The Nigerian Senate [official website] on Wednesday voted 85-0 to pass revisions [text] to the Nigerian Constitution [text] that would clarify the exercise of executive authority in the absence of the president. The constitutional revisions would require the president to inform the National Assembly [official website] in writing of any absence from office within 21 days, during which time the vice president would become acting president until the president returns. Under the revisions, if the president does not inform the National Assembly of an absence within 21 days, the assembly can vote to allow the vice president to take over as acting president. The constitutional revisions would also change federal election law. It would remove a provision of the constitution that disallowed people who had been charged with fraud from standing for election, and would require candidates for federal office to have a degree beyond secondary education. Additionally, it would require that election complaints be filed within 21 days of the release of the official results. The revisions have been approved by the House of Representatives [official website] and now must be approved by 24 of the 36 state legislatures before taking effect. Senate President David Mark [official profile] has said that he will be meeting with the leaders of the state legislatures [Nigeria Independent report] in order to expedite the ratification of the constitutional revisions.
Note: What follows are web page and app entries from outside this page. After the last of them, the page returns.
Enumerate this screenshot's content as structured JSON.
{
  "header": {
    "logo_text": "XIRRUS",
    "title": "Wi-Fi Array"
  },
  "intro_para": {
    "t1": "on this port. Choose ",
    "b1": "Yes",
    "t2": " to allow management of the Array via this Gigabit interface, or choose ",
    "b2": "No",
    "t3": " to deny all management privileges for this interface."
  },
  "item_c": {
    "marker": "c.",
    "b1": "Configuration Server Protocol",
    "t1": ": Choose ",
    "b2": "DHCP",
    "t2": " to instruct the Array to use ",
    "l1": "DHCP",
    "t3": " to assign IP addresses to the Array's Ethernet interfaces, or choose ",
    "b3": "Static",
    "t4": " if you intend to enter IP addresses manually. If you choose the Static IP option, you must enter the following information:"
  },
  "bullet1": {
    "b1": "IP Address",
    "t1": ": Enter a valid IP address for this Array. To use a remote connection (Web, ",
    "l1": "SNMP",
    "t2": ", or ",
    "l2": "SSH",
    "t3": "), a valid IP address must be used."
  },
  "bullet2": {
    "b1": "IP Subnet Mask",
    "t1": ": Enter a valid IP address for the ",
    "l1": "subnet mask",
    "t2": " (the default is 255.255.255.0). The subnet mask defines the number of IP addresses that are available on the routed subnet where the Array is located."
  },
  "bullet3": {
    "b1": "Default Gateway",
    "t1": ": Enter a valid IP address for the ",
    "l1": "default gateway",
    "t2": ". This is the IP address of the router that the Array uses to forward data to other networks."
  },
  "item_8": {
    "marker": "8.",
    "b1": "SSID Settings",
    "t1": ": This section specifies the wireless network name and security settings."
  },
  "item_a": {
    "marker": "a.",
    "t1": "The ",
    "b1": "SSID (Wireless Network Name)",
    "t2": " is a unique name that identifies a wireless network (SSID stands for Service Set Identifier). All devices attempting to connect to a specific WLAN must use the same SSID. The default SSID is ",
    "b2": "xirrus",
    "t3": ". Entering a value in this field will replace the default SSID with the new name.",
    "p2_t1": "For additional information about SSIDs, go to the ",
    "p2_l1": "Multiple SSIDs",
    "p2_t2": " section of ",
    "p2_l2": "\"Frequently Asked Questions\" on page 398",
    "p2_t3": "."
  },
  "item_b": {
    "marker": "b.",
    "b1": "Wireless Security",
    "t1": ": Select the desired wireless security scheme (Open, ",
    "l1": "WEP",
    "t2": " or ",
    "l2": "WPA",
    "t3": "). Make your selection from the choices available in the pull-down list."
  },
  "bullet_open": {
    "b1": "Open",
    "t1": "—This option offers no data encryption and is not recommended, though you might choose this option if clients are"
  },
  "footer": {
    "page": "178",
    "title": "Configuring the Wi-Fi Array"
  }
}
Last month, Nigerian President Umaru Yar'Adua [BBC obituary] died after suffering from a prolonged illness. His death formally transferred the presidency to then vice president Goodluck Jonathan [BBC profile], who had been acting president since February [JURIST report] when the parliament voted for him to take over. In January, a Nigerian court ruled that Yar'Adua was not required [JURIST report] to formally transfer his powers to Jonathan or any other interim leader. Also in January, the court ordered [JURIST report] Nigeria's cabinet to pass a resolution within 14 days on whether Yar'Adua was capable of running the country. Yar'Adua traveled to Saudi Arabia in November for medical treatment without naming an interim leader, touching off a constitutional crisis.